The Holidays Are Coming
If the retailers are to be believed it is never too early to prepare for Christmas. Well, that’s certainly true if you have children who do not live with both parents due to separation or divorce.
Now that we’re hurtling through autumn, we are only 10 weeks away from the festive season. This means, if arrangements have yet to made where and with whom children are going to spend Christmas and the New Year period, parents had better get their skates on, particularly if this is going to prove difficult to resolve.
The ideal would be for both parents to sort these arrangements out between themselves. If that it is the case, it is a good idea to follow any verbal agreement up with an email or text message setting out what has been agreed, so there can be no confusion later on, especially if this involves any form of long-distance travel and the booking of tickets and the organising of passports and covid passes.
For parents who find communicating directly with each other a challenge, there are other options available to them:
- They could try Mediation. This involves appointing a mediator who will facilitate a discussion between them until they are able to reach an agreement on what the arrangements should be. Lawyers do not necessarily need to be involved in this process. The parents just need to agree on the Mediator to help them through this process.
- If the parents prefer a more supported process, then they could opt for each appointing a collaboratively trained family lawyer who can join and support them in the Collaborative Process. This would involve the parents having a discussion on items agreed before each meeting and having their respective lawyers present to help them reach an agreement.
- If neither of those options are suitable then parents could opt for the more shielded form of communication through Solicitors. But some parents might find that more threatening, and shy away from responding.
- If none of the above options prove successful, then in theory an application to the Court for a specific issues order could be made, but it is unlikely the Court would even get to hear the application before Christmas.
- This would leave Family Arbitration. This involves the parents appointing an arbitrator, who will make a decision that will be final and binding between them on any child-related issues arising from the family relationship.
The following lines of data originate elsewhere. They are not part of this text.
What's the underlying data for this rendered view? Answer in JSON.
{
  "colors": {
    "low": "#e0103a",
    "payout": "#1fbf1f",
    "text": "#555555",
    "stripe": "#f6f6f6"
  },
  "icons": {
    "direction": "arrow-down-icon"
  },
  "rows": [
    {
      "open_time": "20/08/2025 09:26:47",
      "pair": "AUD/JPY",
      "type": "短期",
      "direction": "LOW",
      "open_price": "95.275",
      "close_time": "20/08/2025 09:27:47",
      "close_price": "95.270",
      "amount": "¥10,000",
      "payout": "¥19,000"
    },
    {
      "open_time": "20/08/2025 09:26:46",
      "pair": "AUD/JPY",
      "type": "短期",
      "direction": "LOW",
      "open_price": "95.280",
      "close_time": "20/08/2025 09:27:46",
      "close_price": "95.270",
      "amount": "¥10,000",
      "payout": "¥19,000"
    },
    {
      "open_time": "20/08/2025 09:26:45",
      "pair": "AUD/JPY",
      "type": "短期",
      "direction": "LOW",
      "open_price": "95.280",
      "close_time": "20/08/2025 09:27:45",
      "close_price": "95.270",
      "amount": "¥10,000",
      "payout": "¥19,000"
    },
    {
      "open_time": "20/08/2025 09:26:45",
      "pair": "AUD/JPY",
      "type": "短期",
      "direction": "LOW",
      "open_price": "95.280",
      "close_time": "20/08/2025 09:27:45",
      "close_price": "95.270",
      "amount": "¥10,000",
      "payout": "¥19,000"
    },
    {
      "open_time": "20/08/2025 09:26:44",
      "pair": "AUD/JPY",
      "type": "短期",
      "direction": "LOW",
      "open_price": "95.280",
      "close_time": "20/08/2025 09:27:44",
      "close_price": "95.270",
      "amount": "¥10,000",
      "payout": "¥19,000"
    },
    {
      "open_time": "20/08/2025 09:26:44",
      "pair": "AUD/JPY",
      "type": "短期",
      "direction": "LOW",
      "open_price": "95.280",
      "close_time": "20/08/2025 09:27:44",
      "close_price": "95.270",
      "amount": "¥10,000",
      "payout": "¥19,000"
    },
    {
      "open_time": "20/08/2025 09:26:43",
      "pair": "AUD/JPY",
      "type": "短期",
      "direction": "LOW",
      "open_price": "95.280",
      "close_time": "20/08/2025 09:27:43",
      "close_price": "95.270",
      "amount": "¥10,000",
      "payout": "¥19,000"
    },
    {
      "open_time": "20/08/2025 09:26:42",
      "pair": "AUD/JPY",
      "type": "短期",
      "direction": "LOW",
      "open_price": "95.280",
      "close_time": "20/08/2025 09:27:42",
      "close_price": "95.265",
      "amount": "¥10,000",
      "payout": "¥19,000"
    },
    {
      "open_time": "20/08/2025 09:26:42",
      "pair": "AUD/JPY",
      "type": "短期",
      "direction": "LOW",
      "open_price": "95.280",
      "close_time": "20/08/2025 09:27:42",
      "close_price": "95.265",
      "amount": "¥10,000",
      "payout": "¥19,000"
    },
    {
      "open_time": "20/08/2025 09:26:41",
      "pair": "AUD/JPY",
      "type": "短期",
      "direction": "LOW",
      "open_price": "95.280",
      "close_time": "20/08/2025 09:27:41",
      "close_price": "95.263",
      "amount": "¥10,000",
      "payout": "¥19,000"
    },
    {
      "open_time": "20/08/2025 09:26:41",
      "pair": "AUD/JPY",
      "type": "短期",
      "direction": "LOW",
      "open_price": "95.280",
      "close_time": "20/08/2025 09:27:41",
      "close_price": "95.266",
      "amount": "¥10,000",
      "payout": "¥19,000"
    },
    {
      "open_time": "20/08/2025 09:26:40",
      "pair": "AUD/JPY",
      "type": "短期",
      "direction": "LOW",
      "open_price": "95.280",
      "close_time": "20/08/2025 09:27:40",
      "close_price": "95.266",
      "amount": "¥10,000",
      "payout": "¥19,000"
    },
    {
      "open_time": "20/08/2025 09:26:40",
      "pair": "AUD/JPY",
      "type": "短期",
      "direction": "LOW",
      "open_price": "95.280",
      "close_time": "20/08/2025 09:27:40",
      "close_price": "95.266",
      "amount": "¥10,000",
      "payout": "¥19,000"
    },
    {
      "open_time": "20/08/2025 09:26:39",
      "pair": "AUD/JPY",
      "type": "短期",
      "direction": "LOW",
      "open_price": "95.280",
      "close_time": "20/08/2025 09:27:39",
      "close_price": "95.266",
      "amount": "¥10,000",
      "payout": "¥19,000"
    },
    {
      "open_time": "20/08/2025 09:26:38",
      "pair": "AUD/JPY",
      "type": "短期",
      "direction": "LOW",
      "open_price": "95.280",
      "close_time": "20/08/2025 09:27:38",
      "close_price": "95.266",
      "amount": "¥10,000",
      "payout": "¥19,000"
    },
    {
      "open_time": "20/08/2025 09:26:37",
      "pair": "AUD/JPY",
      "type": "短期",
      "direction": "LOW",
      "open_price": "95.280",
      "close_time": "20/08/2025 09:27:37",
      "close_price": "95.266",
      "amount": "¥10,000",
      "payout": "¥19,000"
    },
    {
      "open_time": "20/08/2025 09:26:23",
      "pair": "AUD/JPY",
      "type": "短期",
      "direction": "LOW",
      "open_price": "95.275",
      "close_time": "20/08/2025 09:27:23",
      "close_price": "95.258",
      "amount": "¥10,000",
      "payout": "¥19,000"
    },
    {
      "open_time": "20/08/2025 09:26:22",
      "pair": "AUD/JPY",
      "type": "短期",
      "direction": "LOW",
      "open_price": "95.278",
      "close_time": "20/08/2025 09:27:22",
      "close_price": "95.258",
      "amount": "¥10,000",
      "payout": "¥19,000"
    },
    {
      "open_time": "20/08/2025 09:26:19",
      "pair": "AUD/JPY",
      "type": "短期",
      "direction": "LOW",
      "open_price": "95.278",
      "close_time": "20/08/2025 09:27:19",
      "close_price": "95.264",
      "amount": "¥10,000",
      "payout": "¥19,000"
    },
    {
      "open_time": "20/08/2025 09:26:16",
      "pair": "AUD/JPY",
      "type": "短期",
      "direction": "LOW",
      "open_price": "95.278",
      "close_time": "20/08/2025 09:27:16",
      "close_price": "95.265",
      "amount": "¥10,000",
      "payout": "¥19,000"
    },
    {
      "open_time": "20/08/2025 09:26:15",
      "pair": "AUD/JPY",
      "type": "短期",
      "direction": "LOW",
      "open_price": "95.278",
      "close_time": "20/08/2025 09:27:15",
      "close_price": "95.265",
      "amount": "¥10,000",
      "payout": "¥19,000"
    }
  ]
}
If you need to discuss any of the issues raised by this article or any other family law matter, then please get in touch with Richard Gilbert at Spencer West LLP on 07802 748308 as soon as possible, to ensure arrangements can be put in place at the earliest opportunity.